Monday, October 29, 2007

Making Your Home Accessible for Aging Needs

Senior citizens fear moving into a nursing home and losing their independence more than death, according to a research study released this week. "Aging in Place in America,” commissioned by Clarity and The EAR Foundation, also found baby boomers emotionally distraught about their aging parents' future. The poll stated that 82% fear their parents will be mistreated in a nursing home and 89% worry their parents will be sad.

Bottom line, Americans of all ages value their ability to live independently. But without a plan for aging in place, it can be hard to stay in control of your life. Knowing your health risks and financial options can make a big difference in your ability to stay in a familiar place. Aside from active life expectancy, chronic illnesses and the ability to provide for daily needs must be considered in the plan. As lifestyles and needs change, the home environment must change to make it possible to remain safely at home.

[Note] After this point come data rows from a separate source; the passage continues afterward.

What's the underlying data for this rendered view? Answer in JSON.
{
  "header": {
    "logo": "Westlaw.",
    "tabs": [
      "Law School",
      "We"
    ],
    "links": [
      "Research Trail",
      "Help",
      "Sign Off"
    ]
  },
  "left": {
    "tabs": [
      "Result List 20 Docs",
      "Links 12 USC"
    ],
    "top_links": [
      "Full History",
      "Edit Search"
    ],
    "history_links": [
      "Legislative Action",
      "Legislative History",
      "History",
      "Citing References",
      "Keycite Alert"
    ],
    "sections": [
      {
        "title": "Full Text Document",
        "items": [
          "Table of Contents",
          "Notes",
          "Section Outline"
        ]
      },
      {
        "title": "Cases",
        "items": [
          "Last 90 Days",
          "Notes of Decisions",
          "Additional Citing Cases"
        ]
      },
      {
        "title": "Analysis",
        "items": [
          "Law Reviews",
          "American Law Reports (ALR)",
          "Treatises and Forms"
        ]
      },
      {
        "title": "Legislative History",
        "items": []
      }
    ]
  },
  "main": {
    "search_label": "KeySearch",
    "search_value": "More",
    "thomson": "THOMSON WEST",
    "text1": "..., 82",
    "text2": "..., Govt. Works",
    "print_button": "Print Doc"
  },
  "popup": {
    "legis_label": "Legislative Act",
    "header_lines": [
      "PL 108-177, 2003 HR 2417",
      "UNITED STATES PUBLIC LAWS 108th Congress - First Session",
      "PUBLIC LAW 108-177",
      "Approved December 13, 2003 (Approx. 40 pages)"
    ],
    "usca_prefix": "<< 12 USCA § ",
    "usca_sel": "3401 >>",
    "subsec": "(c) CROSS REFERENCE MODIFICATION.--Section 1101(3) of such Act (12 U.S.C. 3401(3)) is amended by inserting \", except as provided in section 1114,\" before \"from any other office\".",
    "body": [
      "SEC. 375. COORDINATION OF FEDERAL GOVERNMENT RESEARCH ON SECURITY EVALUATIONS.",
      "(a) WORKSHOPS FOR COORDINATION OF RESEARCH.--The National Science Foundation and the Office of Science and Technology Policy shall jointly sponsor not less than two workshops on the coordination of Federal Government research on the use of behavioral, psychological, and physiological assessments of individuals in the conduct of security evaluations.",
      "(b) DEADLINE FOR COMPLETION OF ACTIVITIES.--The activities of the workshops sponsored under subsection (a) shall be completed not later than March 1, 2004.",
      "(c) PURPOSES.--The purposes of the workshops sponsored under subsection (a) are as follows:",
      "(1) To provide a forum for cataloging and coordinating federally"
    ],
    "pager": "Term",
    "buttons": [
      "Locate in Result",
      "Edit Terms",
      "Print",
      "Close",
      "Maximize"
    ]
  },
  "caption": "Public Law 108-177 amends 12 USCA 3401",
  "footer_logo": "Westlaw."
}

Home modifications make living at home safe, comfortable, accessible, and enjoyable. In some cases, it may be better to convert part of the caregiver's home into on "accessory apartment," designed to accommodate the physical needs of an elderly relative. An accessory apartment provides a safe, accessible living space while maintaining independence for both the caregiver and the carereceiver. Home modifications help a person remain at home with dignity, safety and comfort.

The following are examples of some of the potential safety risks within a home and some of the possible solutions.

Ramps or stair glides
Railings on both sides
Lighting at top and bottom of stair
Non-slip surfaces on treads
Adjust height of riser

Grab bars
Accessible sinks
Built in shower seats
Faucet levers
Mirror extensions
Wider doorway
Control of water temperatures

Non-slip surfaces throughout the house

Peep holes
Door intercoms

Jumbo-button telephones
Adjustments for hard of hearing
Telephones throughout the house
Telephone awareness lights

Lower counters and shelves
Wider doorways
Jumbo face clocks
Lower windows
Under counter lights

Rearrange closet space
On/off touch control lamps
Crank operated windows
Widen doorway

Ground fault circuit interrupter-type (GFCI) electrical outlets

Oversized light switches or lighted switches
Night lights in rooms and hallways
General lighting improvement throughout the house

Smoke alarms
Fire extinguishers
Security systems (medical and personal)

National Aging in Place Council